dr frances butcher
BMBS MA MSc MFPH
Clinical Research Fellow in Public Health and DPhil Student
- Wellcome Trust Research Fellow
Frances is a Specialty Registrar in Public Health undertaking a DPhil at the Ethox Centre and the Wellcome Centre for Ethics and Humanities, supported by a Wellcome Trust Fellowship for Health Professionals in Humanities and Social Science. Her research, which is supervised by Professor Mike Parker and Associate Professor Patricia Kingori, explores ethical dimensions of global health security.

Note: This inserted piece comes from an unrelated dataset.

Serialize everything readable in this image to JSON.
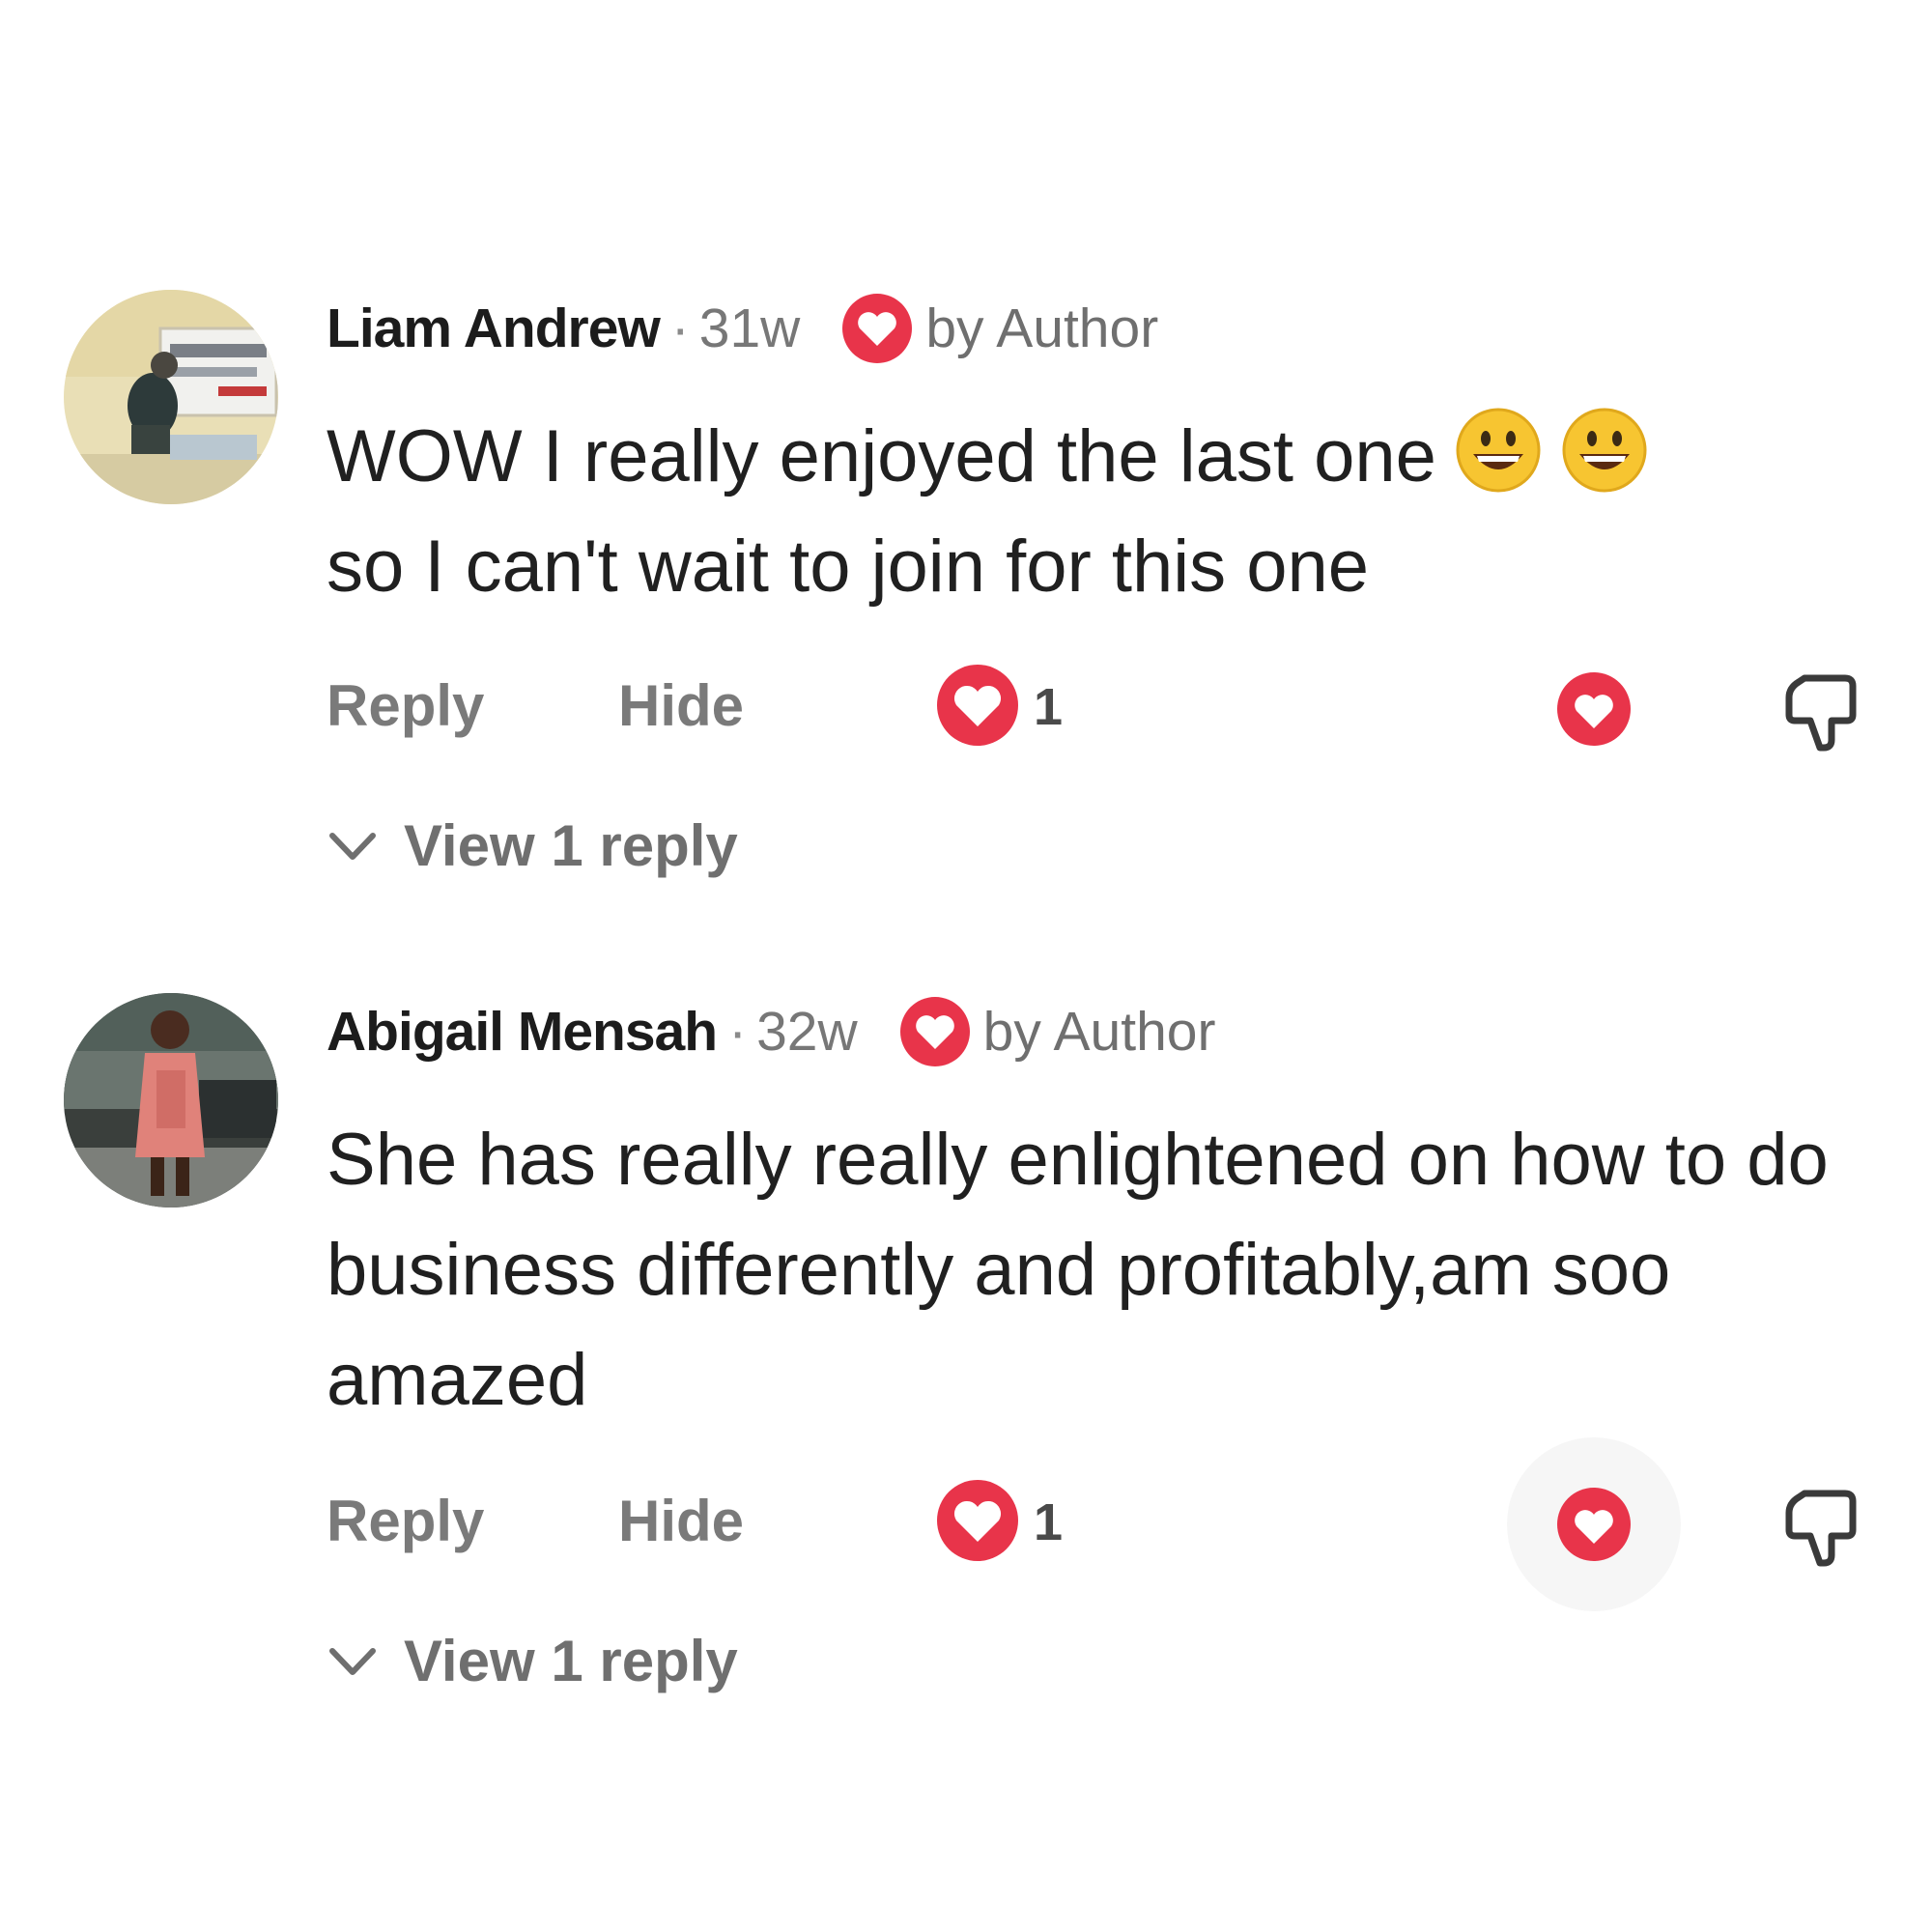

Frances has a medical degree from Brighton and Sussex Medical School, with an intercalated BSc from King’s College London in Medical Ethics and Law. She also holds a MA in Bioethics and Society from King’s College London and an MSc in Global Health Science from the University of Oxford. She completed the Academic Foundation Programme for junior doctors at North Bristol NHS Trust and the University of Bristol between 2013 and 2015, and started the Oxford School of Public Health training scheme in 2016. In her role as a Public Health Registrar, Frances has worked in varied roles including at the University of Oxford, Oxfordshire County Council, NHS England and Public Health England.
She is a winner of the 2018 Next Gen for Biosecurity Competition alongside colleagues from Uganda and Argentina, a judge at the 2019 International Genetically Engineered Machine (iGEM) competition, and a 2019 Fellow on the John Hopkins Emerging Leaders in Biosecurity Programme.

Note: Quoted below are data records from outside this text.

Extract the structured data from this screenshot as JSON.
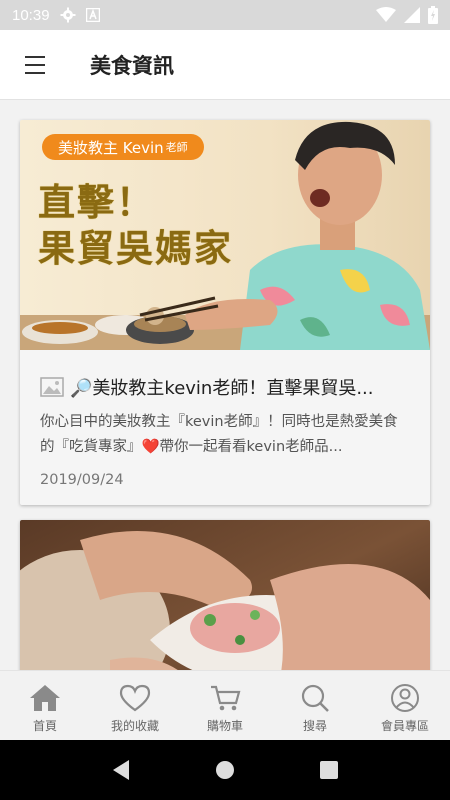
{
  "status_bar": {
    "time": "10:39"
  },
  "app_bar": {
    "title": "美食資訊"
  },
  "feed": {
    "cards": [
      {
        "image": {
          "badge_main": "美妝教主 Kevin",
          "badge_small": "老師",
          "headline_line1": "直擊！",
          "headline_line2": "果貿吳媽家"
        },
        "title": "🔎美妝教主kevin老師！直擊果貿吳...",
        "description": "你心目中的美妝教主『kevin老師』！同時也是熱愛美食的『吃貨專家』❤️帶你一起看看kevin老師品...",
        "date": "2019/09/24"
      }
    ]
  },
  "bottom_nav": {
    "items": [
      {
        "label": "首頁",
        "icon": "home-icon"
      },
      {
        "label": "我的收藏",
        "icon": "heart-icon"
      },
      {
        "label": "購物車",
        "icon": "cart-icon"
      },
      {
        "label": "搜尋",
        "icon": "search-icon"
      },
      {
        "label": "會員專區",
        "icon": "user-icon"
      }
    ]
  },
  "colors": {
    "accent_orange": "#f08a1c",
    "headline_gold": "#8a6a12",
    "nav_icon": "#8a8a8a"
  }
}
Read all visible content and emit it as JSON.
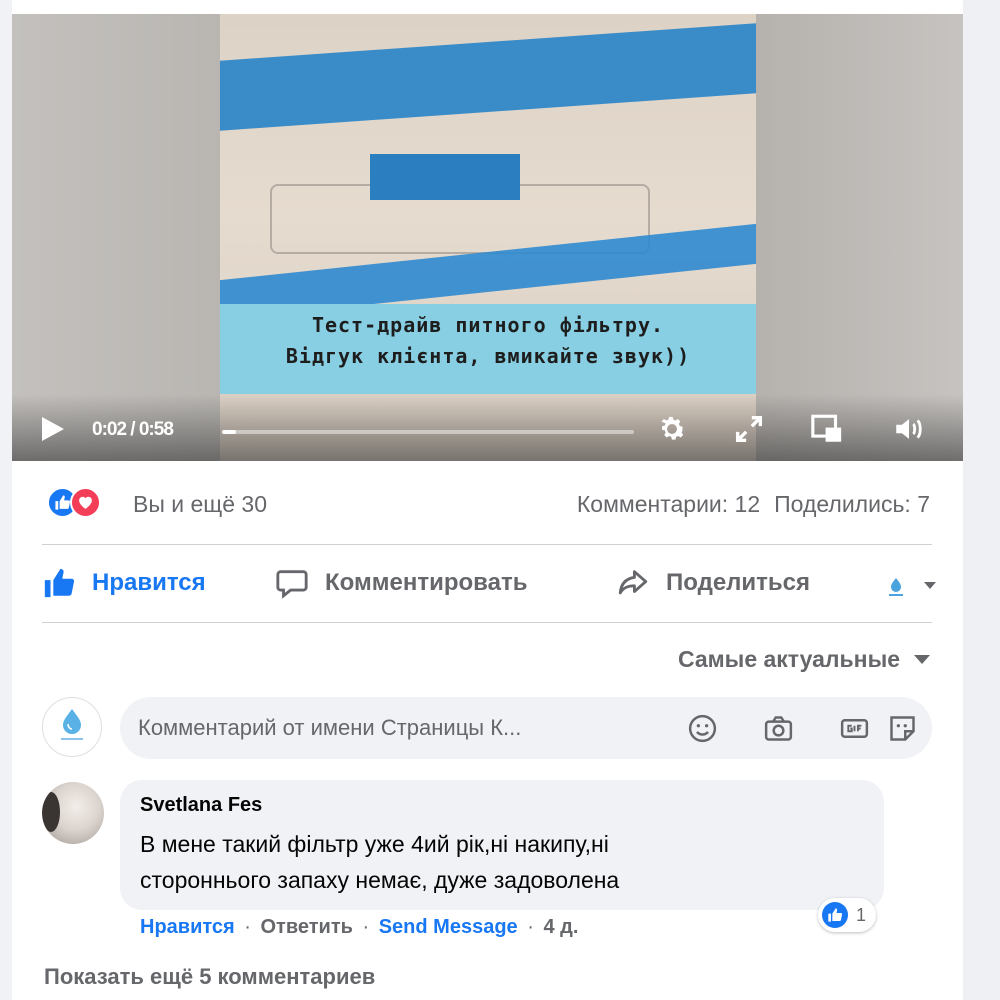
{
  "video": {
    "caption_line1": "Тест-драйв питного фільтру.",
    "caption_line2": "Відгук клієнта, вмикайте звук))",
    "time": "0:02 / 0:58",
    "progress": 0.035
  },
  "reactions": {
    "reactors_text": "Вы и ещё 30",
    "comments_label": "Комментарии: 12",
    "shares_label": "Поделились: 7"
  },
  "actions": {
    "like_label": "Нравится",
    "comment_label": "Комментировать",
    "share_label": "Поделиться"
  },
  "sort": {
    "label": "Самые актуальные"
  },
  "comment_input": {
    "placeholder": "Комментарий от имени Страницы К..."
  },
  "comment": {
    "author": "Svetlana Fes",
    "text_line1": "В мене такий фільтр уже 4ий рік,ні накипу,ні",
    "text_line2": "стороннього запаху немає, дуже задоволена",
    "like": "Нравится",
    "reply": "Ответить",
    "send_message": "Send Message",
    "time": "4 д.",
    "reaction_count": "1"
  },
  "more_comments": "Показать ещё 5 комментариев",
  "colors": {
    "accent": "#1877f2",
    "love": "#f33e58",
    "caption_band": "#88cfe3"
  },
  "icons": [
    "play-icon",
    "settings-gear-icon",
    "fullscreen-icon",
    "picture-in-picture-icon",
    "volume-icon",
    "like-thumb-icon",
    "heart-icon",
    "comment-icon",
    "share-icon",
    "emoji-icon",
    "camera-icon",
    "gif-icon",
    "sticker-icon"
  ]
}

Formalising recall by genotype as an efficient approach to detailed phenotyping and causal inference.
Corbin LJ. et al, (2018), Nat Commun, 9

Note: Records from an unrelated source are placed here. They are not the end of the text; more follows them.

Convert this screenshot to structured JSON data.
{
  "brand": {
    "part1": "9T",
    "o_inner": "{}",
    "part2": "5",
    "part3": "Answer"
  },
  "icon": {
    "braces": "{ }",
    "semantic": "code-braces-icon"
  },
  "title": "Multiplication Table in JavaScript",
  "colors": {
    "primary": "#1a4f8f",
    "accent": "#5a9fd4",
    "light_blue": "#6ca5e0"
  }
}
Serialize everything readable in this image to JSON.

Systematic review and meta-analysis of remotely delivered interventions using self-monitoring or tailored feedback to change dietary behavior.
Teasdale N. et al, (2018), Am J Clin Nutr, 107, 247 - 256
The ethics conundrum in Recall by Genotype (RbG) research: Perspectives from birth cohort participants.
Minion JT. et al, (2018), PLoS One, 13
Causal analyses, statistical efficiency and phenotypic precision through Recall-by-Genotype study design
Corbin L. et al, (2017)
The ethics conundrum in Recall by Genotype (RbG) research: Perspectives from birth cohort participants
Minion J. et al, (2017)